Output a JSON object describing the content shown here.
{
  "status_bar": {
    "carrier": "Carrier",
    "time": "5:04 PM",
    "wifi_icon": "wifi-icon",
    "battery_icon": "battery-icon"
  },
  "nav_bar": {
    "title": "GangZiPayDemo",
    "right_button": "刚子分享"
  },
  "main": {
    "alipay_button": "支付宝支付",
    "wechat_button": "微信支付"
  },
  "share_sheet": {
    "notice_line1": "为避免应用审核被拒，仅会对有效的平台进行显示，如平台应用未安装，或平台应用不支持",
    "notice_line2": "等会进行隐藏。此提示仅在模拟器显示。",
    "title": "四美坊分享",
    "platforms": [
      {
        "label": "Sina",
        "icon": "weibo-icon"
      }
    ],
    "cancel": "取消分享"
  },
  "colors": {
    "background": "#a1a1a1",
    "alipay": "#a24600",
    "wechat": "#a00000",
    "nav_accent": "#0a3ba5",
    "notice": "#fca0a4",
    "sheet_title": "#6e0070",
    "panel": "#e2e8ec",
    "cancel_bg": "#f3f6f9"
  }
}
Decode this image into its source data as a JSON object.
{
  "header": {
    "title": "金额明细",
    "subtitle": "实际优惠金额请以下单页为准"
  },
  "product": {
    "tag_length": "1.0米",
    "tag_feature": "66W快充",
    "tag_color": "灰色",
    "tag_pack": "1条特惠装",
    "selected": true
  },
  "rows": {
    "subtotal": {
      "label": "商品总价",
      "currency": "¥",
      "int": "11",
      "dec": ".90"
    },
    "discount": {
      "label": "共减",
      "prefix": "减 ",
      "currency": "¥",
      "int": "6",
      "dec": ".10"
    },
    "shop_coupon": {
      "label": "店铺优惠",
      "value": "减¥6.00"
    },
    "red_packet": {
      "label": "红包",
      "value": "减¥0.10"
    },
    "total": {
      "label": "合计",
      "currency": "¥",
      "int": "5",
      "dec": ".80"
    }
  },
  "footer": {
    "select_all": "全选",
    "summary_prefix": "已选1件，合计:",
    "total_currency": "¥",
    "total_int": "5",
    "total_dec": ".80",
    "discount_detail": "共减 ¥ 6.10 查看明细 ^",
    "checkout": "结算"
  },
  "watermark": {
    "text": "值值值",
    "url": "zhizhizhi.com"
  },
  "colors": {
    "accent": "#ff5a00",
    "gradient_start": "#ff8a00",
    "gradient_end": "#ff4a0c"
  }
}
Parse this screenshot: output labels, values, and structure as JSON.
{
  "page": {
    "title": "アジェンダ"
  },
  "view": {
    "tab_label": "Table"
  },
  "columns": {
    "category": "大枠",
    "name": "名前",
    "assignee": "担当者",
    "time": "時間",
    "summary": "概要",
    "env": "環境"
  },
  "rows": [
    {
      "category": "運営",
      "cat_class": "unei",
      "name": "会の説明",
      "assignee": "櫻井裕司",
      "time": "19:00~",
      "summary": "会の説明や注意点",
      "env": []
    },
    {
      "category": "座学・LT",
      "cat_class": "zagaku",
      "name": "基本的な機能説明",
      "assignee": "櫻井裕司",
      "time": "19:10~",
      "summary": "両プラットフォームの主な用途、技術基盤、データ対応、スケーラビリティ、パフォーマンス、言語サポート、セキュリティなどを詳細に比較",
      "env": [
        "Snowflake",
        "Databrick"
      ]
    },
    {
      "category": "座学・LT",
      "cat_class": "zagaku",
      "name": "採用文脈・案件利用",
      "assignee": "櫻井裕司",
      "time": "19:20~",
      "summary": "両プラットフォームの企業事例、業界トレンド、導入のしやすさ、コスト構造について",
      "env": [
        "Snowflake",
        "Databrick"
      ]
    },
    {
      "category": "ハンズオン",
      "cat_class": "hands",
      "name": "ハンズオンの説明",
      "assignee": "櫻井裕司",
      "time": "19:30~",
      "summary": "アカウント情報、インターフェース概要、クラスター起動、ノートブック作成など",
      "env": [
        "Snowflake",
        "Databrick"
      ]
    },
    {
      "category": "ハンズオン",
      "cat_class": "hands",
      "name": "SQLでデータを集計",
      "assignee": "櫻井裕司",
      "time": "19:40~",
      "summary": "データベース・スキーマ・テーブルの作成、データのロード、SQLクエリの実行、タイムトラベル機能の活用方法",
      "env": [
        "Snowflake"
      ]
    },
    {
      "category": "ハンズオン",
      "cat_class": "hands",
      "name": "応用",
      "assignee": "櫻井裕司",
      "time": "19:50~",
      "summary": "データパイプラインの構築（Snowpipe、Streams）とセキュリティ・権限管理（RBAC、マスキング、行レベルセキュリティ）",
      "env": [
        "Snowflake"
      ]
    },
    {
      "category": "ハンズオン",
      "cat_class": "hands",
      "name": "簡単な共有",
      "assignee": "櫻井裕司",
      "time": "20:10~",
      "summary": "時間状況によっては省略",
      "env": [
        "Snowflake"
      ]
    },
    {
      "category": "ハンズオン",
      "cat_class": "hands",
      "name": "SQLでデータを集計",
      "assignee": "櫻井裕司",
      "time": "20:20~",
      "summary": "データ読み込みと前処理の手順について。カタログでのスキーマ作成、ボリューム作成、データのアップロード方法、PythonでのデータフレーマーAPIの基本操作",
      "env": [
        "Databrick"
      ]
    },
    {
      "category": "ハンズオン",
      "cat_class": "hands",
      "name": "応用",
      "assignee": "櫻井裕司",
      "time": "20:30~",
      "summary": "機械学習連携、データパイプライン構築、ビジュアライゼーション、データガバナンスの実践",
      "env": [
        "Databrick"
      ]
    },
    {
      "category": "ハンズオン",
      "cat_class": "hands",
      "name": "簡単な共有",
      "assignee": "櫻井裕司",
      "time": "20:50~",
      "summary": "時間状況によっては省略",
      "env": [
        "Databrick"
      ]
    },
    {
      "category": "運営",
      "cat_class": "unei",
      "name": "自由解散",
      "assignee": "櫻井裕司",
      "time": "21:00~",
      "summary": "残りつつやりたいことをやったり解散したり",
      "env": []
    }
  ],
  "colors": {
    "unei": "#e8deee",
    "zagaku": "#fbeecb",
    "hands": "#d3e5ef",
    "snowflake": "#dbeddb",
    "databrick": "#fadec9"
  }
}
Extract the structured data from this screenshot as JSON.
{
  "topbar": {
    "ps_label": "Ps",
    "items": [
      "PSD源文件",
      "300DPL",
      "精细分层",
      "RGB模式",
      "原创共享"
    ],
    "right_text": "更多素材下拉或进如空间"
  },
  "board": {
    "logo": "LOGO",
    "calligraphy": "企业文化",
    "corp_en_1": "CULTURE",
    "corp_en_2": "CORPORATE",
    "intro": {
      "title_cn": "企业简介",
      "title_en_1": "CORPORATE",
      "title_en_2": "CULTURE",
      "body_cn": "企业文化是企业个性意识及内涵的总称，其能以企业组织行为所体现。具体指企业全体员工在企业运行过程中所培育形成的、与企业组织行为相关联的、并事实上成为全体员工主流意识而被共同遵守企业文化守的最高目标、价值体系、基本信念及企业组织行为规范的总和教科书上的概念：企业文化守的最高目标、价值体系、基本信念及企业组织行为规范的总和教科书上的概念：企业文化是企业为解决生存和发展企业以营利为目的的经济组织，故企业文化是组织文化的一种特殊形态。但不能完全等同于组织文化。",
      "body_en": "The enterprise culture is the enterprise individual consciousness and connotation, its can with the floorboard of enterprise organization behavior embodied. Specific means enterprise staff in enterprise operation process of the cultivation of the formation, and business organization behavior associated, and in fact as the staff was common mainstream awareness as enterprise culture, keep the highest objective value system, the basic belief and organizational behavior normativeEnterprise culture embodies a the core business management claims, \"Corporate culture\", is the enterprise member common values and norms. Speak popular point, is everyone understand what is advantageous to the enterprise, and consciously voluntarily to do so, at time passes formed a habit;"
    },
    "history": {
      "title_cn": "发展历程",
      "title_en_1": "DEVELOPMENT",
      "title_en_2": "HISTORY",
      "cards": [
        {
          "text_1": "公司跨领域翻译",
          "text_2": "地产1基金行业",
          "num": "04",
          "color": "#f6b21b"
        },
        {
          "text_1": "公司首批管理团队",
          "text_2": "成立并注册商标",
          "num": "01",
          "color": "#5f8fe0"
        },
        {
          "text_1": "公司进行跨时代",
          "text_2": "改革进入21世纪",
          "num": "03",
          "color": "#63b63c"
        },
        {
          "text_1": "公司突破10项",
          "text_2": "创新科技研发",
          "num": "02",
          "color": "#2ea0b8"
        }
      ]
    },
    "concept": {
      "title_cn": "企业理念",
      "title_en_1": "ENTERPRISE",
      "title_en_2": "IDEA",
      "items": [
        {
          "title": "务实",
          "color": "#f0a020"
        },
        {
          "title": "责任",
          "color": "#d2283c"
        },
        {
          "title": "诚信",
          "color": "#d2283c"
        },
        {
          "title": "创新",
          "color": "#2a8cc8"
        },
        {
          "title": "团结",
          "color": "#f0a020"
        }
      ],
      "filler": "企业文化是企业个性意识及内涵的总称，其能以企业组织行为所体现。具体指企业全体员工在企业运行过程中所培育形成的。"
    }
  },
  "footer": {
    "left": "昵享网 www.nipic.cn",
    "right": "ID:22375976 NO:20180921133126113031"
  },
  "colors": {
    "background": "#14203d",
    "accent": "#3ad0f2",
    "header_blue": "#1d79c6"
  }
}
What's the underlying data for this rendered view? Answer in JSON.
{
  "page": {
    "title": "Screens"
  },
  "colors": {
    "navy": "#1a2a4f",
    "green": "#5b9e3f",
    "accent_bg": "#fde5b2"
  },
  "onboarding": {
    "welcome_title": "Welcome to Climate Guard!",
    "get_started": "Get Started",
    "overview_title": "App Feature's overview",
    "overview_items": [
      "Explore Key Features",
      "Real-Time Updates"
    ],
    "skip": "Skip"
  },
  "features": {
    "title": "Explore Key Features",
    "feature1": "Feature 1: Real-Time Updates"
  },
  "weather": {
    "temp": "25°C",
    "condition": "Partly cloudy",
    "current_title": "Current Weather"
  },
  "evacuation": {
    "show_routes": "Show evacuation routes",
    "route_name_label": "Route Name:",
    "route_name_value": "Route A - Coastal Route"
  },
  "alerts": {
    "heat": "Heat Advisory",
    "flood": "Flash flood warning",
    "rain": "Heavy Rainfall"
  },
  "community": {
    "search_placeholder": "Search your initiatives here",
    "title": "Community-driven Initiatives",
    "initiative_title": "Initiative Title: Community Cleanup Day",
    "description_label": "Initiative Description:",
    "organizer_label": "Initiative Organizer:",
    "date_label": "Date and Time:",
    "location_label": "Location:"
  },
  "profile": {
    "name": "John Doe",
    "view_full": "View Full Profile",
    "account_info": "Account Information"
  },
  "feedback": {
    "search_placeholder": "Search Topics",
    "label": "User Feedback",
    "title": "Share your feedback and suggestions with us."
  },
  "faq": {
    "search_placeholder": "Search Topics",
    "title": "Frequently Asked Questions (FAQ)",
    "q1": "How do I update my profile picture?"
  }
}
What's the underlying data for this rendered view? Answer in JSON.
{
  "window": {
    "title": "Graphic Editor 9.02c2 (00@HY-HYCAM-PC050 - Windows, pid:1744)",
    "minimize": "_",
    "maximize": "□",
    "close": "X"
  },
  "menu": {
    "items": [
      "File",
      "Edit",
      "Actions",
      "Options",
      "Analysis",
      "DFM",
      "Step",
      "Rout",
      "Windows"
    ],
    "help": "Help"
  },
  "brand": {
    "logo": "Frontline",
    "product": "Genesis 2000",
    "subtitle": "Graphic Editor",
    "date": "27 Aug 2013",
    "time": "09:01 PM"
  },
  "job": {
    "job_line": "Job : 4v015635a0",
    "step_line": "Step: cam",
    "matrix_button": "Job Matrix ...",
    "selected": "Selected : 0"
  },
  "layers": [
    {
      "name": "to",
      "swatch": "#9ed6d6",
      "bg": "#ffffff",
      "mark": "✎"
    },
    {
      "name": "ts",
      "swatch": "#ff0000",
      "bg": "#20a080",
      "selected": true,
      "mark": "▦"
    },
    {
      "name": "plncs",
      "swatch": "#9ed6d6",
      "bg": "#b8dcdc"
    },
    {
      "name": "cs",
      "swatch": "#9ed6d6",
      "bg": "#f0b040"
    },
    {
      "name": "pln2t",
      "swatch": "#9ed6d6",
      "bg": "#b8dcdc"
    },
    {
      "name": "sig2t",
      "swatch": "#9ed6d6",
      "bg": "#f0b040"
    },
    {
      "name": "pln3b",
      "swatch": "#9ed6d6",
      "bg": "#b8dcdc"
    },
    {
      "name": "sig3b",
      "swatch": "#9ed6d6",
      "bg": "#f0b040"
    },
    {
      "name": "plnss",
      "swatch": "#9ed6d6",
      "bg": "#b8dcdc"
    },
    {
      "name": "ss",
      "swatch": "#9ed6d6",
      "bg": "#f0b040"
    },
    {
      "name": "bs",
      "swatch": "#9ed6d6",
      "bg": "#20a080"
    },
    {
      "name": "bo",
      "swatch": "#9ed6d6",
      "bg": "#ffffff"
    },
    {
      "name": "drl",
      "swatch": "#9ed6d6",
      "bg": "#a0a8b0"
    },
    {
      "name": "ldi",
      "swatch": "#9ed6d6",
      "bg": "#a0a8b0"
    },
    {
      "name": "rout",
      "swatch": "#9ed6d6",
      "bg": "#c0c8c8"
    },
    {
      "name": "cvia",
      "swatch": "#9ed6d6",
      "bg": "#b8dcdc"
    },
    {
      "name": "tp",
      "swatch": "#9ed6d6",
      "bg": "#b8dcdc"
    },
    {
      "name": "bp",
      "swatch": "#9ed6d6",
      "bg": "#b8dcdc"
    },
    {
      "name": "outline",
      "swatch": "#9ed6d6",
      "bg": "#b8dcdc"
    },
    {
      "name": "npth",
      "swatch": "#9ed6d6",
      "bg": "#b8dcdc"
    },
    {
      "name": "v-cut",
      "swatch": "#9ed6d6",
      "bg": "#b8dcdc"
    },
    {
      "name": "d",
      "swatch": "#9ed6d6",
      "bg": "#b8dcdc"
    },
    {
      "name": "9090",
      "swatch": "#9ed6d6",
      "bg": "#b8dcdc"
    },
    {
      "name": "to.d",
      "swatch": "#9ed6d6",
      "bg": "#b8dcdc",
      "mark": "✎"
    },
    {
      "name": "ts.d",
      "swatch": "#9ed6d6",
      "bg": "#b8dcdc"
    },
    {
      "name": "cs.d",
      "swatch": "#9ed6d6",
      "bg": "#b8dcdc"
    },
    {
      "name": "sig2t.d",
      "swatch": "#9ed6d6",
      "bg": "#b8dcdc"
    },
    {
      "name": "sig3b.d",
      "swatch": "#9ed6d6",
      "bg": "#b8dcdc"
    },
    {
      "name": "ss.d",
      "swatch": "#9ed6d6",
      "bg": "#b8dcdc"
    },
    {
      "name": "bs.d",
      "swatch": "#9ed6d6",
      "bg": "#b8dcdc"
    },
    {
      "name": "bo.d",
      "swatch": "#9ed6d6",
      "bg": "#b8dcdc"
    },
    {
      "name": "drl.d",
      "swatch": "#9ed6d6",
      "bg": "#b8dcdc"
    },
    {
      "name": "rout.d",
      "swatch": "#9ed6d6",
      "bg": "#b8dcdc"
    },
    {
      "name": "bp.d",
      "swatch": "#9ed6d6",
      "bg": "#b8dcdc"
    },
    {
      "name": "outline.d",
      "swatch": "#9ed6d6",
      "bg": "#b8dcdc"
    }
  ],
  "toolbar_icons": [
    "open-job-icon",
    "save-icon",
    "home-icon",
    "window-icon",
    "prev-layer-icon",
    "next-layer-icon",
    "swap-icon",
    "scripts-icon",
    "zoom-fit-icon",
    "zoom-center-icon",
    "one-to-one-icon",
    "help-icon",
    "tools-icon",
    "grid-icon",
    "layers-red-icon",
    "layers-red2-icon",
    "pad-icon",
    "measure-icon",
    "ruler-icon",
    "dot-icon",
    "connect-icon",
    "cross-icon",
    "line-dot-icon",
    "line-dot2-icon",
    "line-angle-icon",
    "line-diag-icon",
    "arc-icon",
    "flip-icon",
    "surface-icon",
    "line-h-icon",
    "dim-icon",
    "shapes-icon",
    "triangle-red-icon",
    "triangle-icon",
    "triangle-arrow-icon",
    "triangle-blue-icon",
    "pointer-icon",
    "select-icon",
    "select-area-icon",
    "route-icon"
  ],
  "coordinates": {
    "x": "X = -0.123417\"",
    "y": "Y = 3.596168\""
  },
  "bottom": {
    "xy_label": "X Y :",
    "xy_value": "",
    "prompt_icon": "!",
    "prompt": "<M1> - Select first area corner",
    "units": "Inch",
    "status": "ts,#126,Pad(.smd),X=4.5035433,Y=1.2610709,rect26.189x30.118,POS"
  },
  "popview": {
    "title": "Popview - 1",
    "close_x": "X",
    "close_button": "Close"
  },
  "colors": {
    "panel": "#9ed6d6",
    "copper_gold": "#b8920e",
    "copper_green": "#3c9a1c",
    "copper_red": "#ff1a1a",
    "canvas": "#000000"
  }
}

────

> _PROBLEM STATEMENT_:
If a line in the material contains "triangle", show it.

> _REPLY TO THE TASK_:
    "triangle-red-icon",
    "triangle-icon",
    "triangle-arrow-icon",
    "triangle-blue-icon",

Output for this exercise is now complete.